For 22 24 years, Lual Mayen lived in a refugee camp in northern Uganda. His mother and father fled from South Sudan and its many years of civil warfare. And that is why Mayen’s journey to turning into a sports developer is so rare and fantastic. Mayen told his story at Rami Ismail’s #1ReasonToBe panel at the Game Developers Conference (GDC) in San Francisco. As he instructed that tale, there wasn’t a dry eye inside the target audience. So, I met with Mayen on Friday and captured his story on video. He tells it well, and I encourage you to watch the entire video. Mayen in wartime. His mother and father have been fleeing South Sudan, which managed to gain its independence as a country in 2011. They had been attacked on the road, and the parents needed to separate. Mayen was born at the manner of the camp. He grew up there with no energy. He was one in every of more than 2. Five million were displaced during the civil war, which commenced in 1983.
A few years returned, Mayen saw a laptop computer at a registration station for the refugee camp. He informed his mom he desired one. She saved money for three years to get the $three hundred to buy it for him. When she gave it to him in 2013, he burst into tears. He took it to an internet cafe and used it. And he located Grand Theft Auto: Vice City and the joy of playing. He didn’t understand how video games have been made. “I thought they fell from heaven,” he said. Getting to the Net cafe becomes a 3-hour stroll, but he regularly travels to buy his laptop and play games.
But as an infant born in a violent struggle, Mayen’s notion about creating a sport that could inspire peace. He taught himself to make video games and shaped his agency, Junub Games. “Living in a refugee camp is not clean,” Mayen said in his talk on the GDC 2019 panel. “I asked what the exceptional manner to restore sustainable peace in my country.

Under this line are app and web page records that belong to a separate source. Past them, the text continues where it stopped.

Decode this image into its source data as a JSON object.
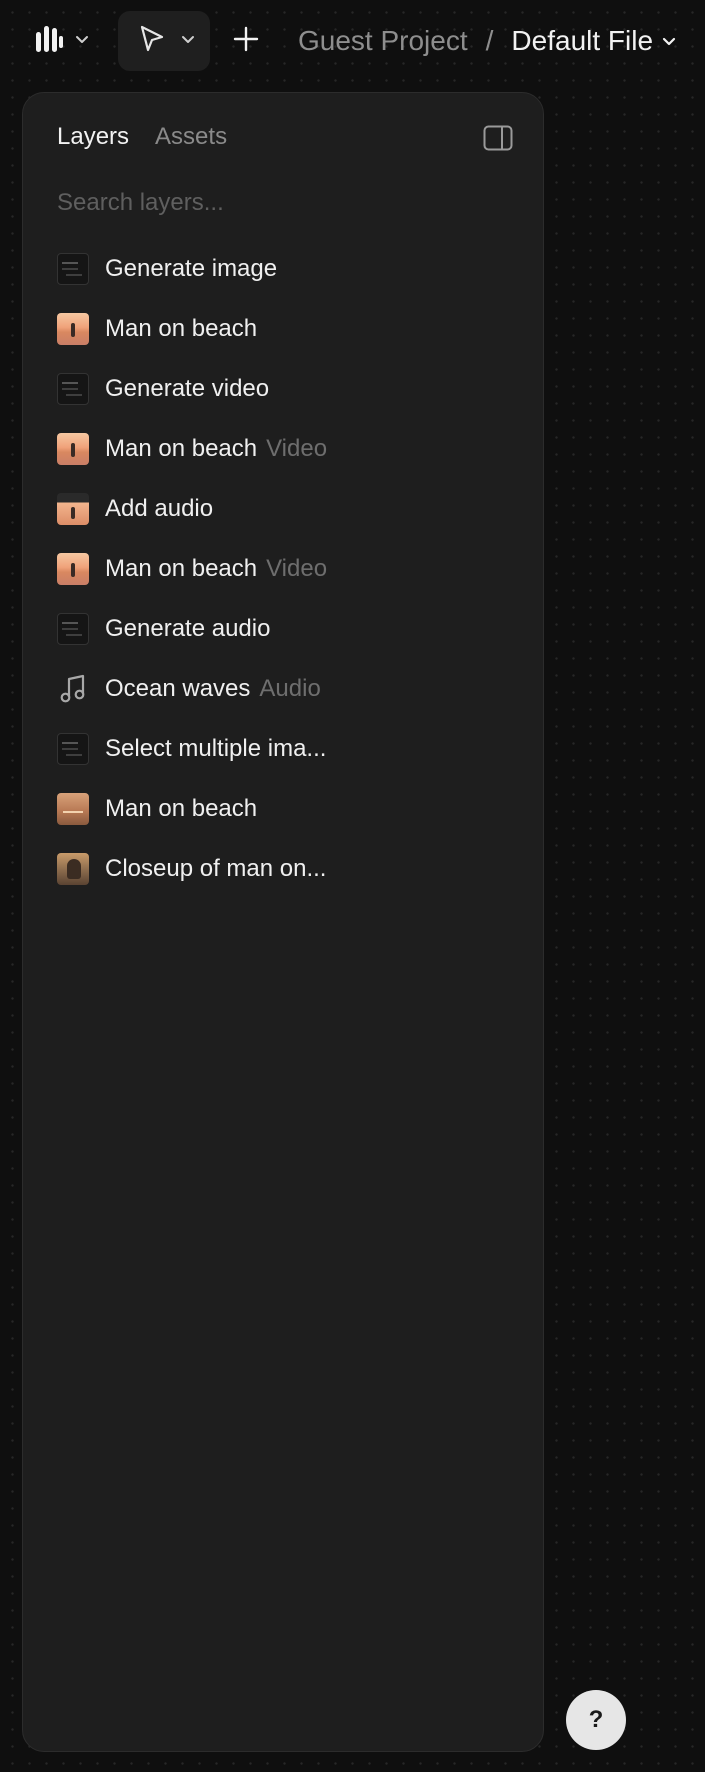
{
  "toolbar": {
    "logo_icon": "brand-logo-icon",
    "logo_chevron_icon": "chevron-down-icon",
    "tool_icon": "cursor-pointer-icon",
    "tool_chevron_icon": "chevron-down-icon",
    "add_icon": "plus-icon"
  },
  "breadcrumb": {
    "project": "Guest Project",
    "separator": "/",
    "file": "Default File",
    "file_chevron_icon": "chevron-down-icon"
  },
  "panel": {
    "tabs": [
      {
        "label": "Layers",
        "active": true
      },
      {
        "label": "Assets",
        "active": false
      }
    ],
    "toggle_icon": "sidebar-toggle-icon",
    "search": {
      "placeholder": "Search layers...",
      "value": ""
    },
    "layers": [
      {
        "name": "Generate image",
        "type": "",
        "thumb": "ui"
      },
      {
        "name": "Man on beach",
        "type": "",
        "thumb": "beach"
      },
      {
        "name": "Generate video",
        "type": "",
        "thumb": "ui"
      },
      {
        "name": "Man on beach",
        "type": "Video",
        "thumb": "beach"
      },
      {
        "name": "Add audio",
        "type": "",
        "thumb": "beach-ui"
      },
      {
        "name": "Man on beach",
        "type": "Video",
        "thumb": "beach"
      },
      {
        "name": "Generate audio",
        "type": "",
        "thumb": "ui"
      },
      {
        "name": "Ocean waves",
        "type": "Audio",
        "thumb": "note"
      },
      {
        "name": "Select multiple ima...",
        "type": "",
        "thumb": "ui"
      },
      {
        "name": "Man on beach",
        "type": "",
        "thumb": "beach-warm"
      },
      {
        "name": "Closeup of man on...",
        "type": "",
        "thumb": "closeup"
      }
    ]
  },
  "help": {
    "label": "?"
  },
  "colors": {
    "canvas_bg": "#0f0f0f",
    "panel_bg": "#1e1e1e",
    "text_primary": "#f0f0f0",
    "text_muted": "#8a8a8a",
    "text_type_tag": "#6e6e6e"
  }
}
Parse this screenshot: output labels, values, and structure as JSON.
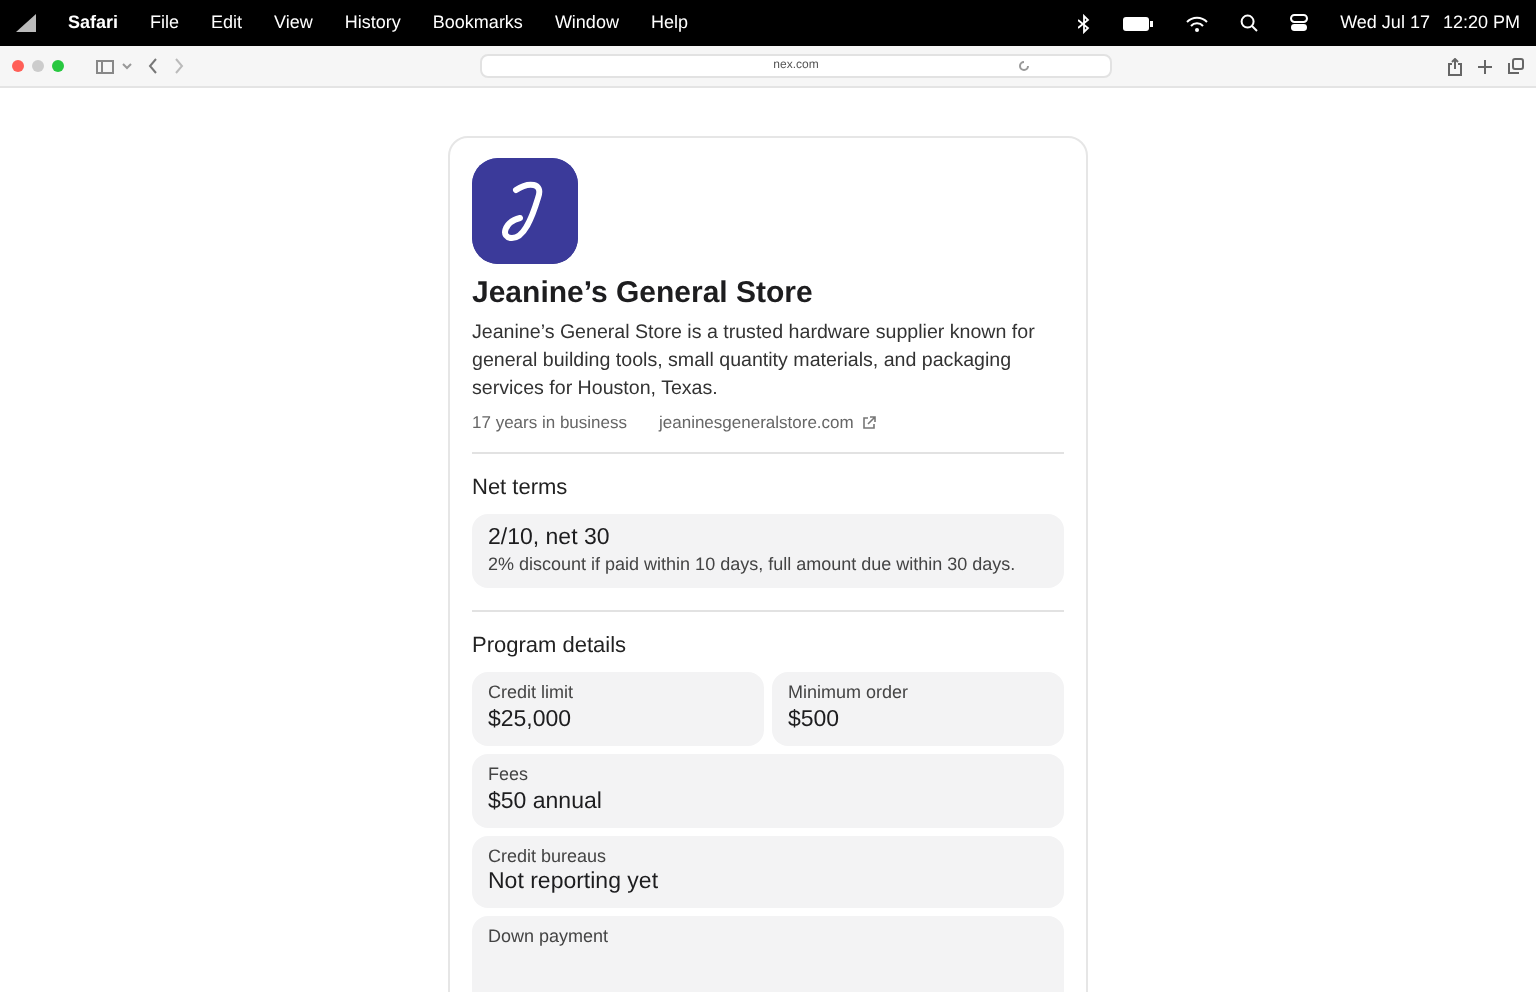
{
  "menu_bar": {
    "app": "Safari",
    "items": [
      "File",
      "Edit",
      "View",
      "History",
      "Bookmarks",
      "Window",
      "Help"
    ],
    "date": "Wed Jul 17",
    "time": "12:20 PM"
  },
  "toolbar": {
    "address": "nex.com"
  },
  "store": {
    "name": "Jeanine’s General Store",
    "description": "Jeanine’s General Store is a trusted hardware supplier known for general building tools, small quantity materials, and packaging services for Houston, Texas.",
    "years": "17 years in business",
    "website": "jeaninesgeneralstore.com"
  },
  "net_terms": {
    "heading": "Net terms",
    "title": "2/10, net 30",
    "detail": "2% discount if paid within 10 days, full amount due within 30 days."
  },
  "program_details": {
    "heading": "Program details",
    "items": [
      {
        "kind": "half",
        "label": "Credit limit",
        "value": "$25,000"
      },
      {
        "kind": "half",
        "label": "Minimum order",
        "value": "$500"
      },
      {
        "kind": "full",
        "label": "Fees",
        "value": "$50 annual"
      },
      {
        "kind": "full",
        "label": "Credit bureaus",
        "value": "Not reporting yet"
      },
      {
        "kind": "full",
        "label": "Down payment"
      }
    ]
  }
}
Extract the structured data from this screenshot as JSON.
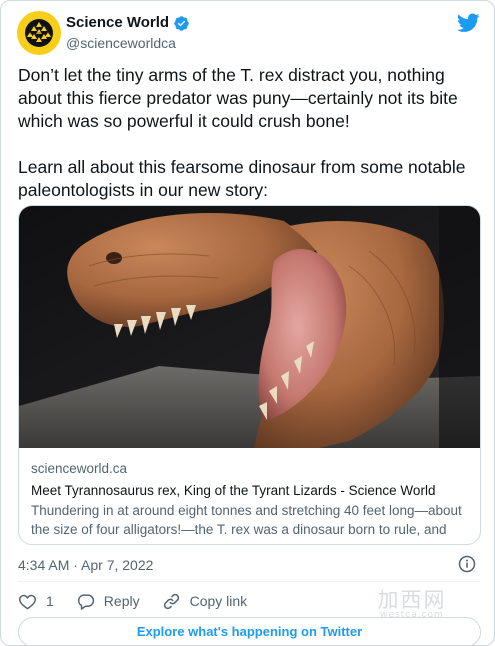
{
  "account": {
    "display_name": "Science World",
    "handle": "@scienceworldca",
    "verified": true,
    "brand_color": "#f7cf1a"
  },
  "tweet": {
    "paragraphs": [
      "Don’t let the tiny arms of the T. rex distract you, nothing about this fierce predator was puny—certainly not its bite which was so powerful it could crush bone!",
      "Learn all about this fearsome dinosaur from some notable paleontologists in our new story:"
    ],
    "timestamp": "4:34 AM · Apr 7, 2022"
  },
  "link_card": {
    "domain": "scienceworld.ca",
    "title": "Meet Tyrannosaurus rex, King of the Tyrant Lizards - Science World",
    "description": "Thundering in at around eight tonnes and stretching 40 feet long—about the size of four alligators!—the T. rex was a dinosaur born to rule, and ru..."
  },
  "actions": {
    "like_count": "1",
    "reply_label": "Reply",
    "copy_link_label": "Copy link"
  },
  "explore_label": "Explore what's happening on Twitter",
  "watermark": {
    "glyphs": "加西网",
    "url": "westca.com"
  },
  "colors": {
    "twitter_blue": "#1d9bf0",
    "secondary_text": "#536471",
    "border": "#cfd9de"
  },
  "icons": [
    "science-world-logo-icon",
    "verified-badge-icon",
    "twitter-bird-icon",
    "info-icon",
    "heart-icon",
    "reply-icon",
    "link-icon"
  ]
}
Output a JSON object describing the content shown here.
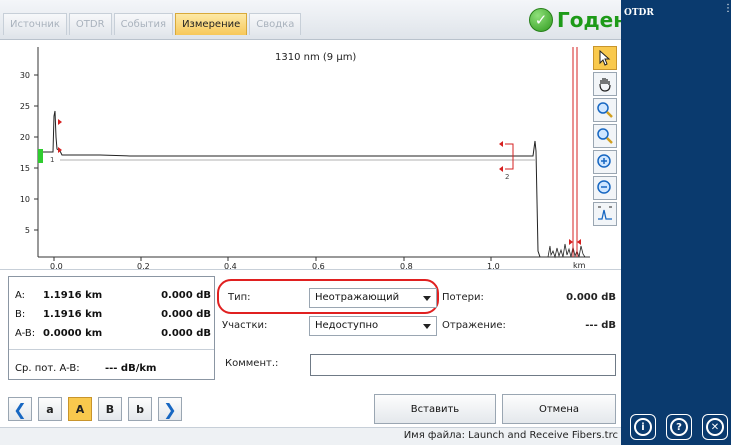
{
  "tabs": [
    {
      "label": "Источник",
      "active": false
    },
    {
      "label": "OTDR",
      "active": false
    },
    {
      "label": "События",
      "active": false
    },
    {
      "label": "Измерение",
      "active": true
    },
    {
      "label": "Сводка",
      "active": false
    }
  ],
  "status": {
    "label": "Годен",
    "icon": "checkmark-circle-icon",
    "color": "#1d9a18"
  },
  "sidebar": {
    "title": "OTDR",
    "bg": "#0a3a6e",
    "buttons": [
      {
        "icon": "info-icon"
      },
      {
        "icon": "help-icon"
      },
      {
        "icon": "close-icon"
      }
    ]
  },
  "graph": {
    "title": "1310 nm (9 µm)",
    "x_ticks": [
      "0.0",
      "0.2",
      "0.4",
      "0.6",
      "0.8",
      "1.0"
    ],
    "x_unit": "km",
    "y_ticks": [
      "5",
      "10",
      "15",
      "20",
      "25",
      "30"
    ],
    "marker_a_label": "1",
    "marker_b_label": "2"
  },
  "toolbar": [
    {
      "icon": "pointer-icon",
      "active": true
    },
    {
      "icon": "hand-pan-icon",
      "active": false
    },
    {
      "icon": "zoom-fit-icon",
      "active": false
    },
    {
      "icon": "zoom-area-icon",
      "active": false
    },
    {
      "icon": "zoom-in-icon",
      "active": false
    },
    {
      "icon": "zoom-out-icon",
      "active": false
    },
    {
      "icon": "zoom-full-trace-icon",
      "active": false
    }
  ],
  "results": {
    "a": {
      "label": "A:",
      "dist": "1.1916 km",
      "loss": "0.000 dB"
    },
    "b": {
      "label": "B:",
      "dist": "1.1916 km",
      "loss": "0.000 dB"
    },
    "ab": {
      "label": "A-B:",
      "dist": "0.0000 km",
      "loss": "0.000 dB"
    },
    "avg": {
      "label": "Ср. пот. A-B:",
      "value": "--- dB/km"
    }
  },
  "form": {
    "type_label": "Тип:",
    "type_value": "Неотражающий",
    "sections_label": "Участки:",
    "sections_value": "Недоступно",
    "loss_label": "Потери:",
    "loss_value": "0.000 dB",
    "reflect_label": "Отражение:",
    "reflect_value": "--- dB",
    "comment_label": "Коммент.:",
    "comment_value": ""
  },
  "nav": {
    "a_small": "a",
    "a_big": "A",
    "b_big": "B",
    "b_small": "b"
  },
  "buttons": {
    "insert": "Вставить",
    "cancel": "Отмена"
  },
  "footer": {
    "filename": "Имя файла: Launch and Receive Fibers.trc"
  }
}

My essential recognition turned into to contribute something to my United States of America.” “I found out the strength of gaming,” he said. “I realized games might be useful for peace and battle decisions. I started out creating an online game in my United States of America so that video games can divert their minds from negative sports.”
He created a Salaam game (an Arabic phrase that means peace) about shielding groups from being destroyed. It changed into a ten-megabit mobile recreation. However, he may want only to distribute it via Bluetooth networking. It spread virally. A convention organizer at A Maze tracked him down and asked him to talk at a conference on games in South Africa. There, Mayen met Ismail, co-founder of Vlambeer and a hit game developer. As an envoy for indie recreation developers, Ismail encouraged Mayen to pursue his ardor for creating games.
Mayen also made a board sport, Wahda, that encourages the resolution of peaceful struggle. He did so as it no longer requires a computer to play, so refugees might also have a hazard to play it. Ismail pays for the panelists to come to GDC in San Francisco; however, despite an invitation, Mayen couldn’t be available in 2017 due to President Donald Trump’s immigration regulations. His visa wasn’t accepted in time. But Mayen made it this year and gave a hell of inspiring communication. The communication brought tears to Ismail’s eyes and mine as well.
Last year, Mayen appeared at The Game Awards, wherein he was named a Global Gaming Citizen in conjunction with an award backed by using Facebook. (27 million people watched that display.) Mayen is operating with Facebook to publish Salaam as an Instant Game. Oculus is performing with him on that title. Mayen now lives in Washington, D.C., and he is also working with a small group on a virtual reality sport. I want to get him to speak at our GamesBeat Summit 2019 and wish a sponsor would select his travel costs. “Maybe at some point, my dream will come true, making the biggest online game studio that makes games for peace,” Mayen said.